Show every line in the entries below where the word "profiles" appears.

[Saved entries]
··········
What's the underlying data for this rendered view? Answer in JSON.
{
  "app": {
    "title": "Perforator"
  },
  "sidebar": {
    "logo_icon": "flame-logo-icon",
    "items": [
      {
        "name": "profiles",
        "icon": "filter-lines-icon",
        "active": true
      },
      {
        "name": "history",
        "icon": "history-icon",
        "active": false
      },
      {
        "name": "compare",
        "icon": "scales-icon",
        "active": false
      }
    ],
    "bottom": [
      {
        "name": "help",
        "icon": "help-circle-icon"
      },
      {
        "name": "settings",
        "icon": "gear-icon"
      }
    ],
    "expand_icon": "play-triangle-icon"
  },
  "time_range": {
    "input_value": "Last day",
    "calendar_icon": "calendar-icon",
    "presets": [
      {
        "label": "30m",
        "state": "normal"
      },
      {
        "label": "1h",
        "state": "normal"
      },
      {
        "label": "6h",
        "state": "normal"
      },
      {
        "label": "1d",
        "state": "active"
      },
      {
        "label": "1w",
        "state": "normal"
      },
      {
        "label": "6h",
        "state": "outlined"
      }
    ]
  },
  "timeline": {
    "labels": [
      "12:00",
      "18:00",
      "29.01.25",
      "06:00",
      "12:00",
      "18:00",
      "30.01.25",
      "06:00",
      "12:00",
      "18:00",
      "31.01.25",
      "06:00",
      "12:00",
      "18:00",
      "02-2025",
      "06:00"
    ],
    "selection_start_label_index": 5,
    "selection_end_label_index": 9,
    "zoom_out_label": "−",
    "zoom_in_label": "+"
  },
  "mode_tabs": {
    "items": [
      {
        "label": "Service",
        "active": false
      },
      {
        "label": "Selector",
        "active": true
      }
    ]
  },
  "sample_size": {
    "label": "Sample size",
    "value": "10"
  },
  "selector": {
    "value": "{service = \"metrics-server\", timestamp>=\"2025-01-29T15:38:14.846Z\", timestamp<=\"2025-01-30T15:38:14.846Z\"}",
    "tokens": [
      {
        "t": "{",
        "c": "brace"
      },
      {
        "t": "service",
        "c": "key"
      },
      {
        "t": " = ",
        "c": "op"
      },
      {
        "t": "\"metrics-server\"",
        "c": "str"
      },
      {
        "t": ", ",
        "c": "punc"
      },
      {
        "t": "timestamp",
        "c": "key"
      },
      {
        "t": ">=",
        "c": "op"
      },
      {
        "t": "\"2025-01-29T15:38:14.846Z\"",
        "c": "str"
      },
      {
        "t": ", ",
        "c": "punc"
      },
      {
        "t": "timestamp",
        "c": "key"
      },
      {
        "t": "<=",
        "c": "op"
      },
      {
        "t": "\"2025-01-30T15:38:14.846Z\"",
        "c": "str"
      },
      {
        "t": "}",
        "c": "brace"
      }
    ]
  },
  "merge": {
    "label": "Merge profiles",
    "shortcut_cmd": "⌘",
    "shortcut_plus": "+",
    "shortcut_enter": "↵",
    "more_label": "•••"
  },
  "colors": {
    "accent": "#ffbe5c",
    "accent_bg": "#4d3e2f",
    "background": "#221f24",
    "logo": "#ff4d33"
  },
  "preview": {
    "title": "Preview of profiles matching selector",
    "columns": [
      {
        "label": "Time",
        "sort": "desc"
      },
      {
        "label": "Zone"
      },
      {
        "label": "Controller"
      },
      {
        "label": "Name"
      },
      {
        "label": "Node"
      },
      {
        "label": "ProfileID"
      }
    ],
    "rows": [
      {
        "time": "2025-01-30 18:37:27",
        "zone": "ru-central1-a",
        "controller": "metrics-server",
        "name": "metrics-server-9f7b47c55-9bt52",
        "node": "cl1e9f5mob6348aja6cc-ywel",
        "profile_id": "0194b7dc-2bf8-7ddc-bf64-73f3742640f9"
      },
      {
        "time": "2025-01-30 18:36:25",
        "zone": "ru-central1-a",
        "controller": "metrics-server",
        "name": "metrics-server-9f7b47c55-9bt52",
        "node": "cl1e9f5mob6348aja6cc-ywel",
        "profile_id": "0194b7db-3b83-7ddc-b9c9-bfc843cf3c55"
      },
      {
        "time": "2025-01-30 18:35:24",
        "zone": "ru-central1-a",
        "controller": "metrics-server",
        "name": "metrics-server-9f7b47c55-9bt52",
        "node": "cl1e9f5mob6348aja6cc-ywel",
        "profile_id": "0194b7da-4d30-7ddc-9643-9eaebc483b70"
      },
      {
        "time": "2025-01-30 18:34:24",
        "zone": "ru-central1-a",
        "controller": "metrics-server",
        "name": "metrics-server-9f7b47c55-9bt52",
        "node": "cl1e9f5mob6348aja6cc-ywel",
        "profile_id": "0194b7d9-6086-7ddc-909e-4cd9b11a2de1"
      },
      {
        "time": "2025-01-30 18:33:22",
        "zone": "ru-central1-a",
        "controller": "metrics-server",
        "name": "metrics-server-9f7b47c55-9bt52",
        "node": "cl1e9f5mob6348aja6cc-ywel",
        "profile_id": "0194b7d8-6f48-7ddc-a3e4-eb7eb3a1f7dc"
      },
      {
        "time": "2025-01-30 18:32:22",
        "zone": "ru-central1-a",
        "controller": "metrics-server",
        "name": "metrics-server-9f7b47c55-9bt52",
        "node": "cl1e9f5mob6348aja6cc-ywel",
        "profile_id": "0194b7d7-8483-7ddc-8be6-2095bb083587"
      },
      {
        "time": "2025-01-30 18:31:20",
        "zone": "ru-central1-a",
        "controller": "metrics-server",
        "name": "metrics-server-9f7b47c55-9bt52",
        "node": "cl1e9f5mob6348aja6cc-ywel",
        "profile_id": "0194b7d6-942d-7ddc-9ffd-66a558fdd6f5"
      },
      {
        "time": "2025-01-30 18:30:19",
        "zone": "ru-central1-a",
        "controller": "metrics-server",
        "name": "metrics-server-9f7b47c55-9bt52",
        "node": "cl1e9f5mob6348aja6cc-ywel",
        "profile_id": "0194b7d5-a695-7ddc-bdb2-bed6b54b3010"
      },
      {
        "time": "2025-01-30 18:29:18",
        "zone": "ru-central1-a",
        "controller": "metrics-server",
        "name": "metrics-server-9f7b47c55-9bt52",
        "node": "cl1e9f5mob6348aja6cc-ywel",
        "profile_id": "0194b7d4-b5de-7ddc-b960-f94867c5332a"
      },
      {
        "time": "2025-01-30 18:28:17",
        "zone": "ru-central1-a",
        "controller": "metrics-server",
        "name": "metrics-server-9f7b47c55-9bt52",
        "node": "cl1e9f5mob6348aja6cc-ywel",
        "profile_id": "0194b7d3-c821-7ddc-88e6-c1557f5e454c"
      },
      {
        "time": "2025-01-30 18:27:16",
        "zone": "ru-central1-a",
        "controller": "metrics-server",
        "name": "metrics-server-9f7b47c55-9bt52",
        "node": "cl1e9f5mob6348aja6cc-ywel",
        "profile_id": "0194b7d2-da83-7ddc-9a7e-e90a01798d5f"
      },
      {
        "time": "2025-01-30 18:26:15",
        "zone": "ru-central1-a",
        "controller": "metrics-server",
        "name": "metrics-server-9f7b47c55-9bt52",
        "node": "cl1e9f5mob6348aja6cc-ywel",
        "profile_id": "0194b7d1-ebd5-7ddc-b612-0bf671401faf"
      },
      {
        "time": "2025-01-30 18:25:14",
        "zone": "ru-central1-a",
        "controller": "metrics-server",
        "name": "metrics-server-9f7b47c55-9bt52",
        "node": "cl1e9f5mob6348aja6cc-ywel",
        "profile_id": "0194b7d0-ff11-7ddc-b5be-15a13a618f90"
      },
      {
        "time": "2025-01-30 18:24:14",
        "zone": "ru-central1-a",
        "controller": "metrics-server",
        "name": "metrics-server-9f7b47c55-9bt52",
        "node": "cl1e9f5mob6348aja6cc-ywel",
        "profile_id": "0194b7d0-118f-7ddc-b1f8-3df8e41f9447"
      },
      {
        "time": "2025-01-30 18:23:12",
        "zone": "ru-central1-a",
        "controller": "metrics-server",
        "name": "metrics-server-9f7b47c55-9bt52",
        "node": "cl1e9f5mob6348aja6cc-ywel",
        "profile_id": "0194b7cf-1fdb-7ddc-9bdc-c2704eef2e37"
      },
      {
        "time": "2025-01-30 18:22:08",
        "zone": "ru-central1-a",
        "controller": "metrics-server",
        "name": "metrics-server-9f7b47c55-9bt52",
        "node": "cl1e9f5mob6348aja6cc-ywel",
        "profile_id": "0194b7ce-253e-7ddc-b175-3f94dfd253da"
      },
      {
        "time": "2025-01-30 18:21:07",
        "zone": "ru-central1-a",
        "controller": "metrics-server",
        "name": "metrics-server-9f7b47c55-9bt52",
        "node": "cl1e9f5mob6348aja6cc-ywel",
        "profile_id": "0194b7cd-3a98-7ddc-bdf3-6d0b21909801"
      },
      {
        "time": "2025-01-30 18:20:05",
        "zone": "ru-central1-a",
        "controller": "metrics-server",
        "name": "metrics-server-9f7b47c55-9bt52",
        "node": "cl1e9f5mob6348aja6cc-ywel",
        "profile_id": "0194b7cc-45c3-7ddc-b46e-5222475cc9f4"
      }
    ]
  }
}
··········
• SOLUTION:
        "name": "profiles",
    "label": "Merge profiles",
    "title": "Preview of profiles matching selector",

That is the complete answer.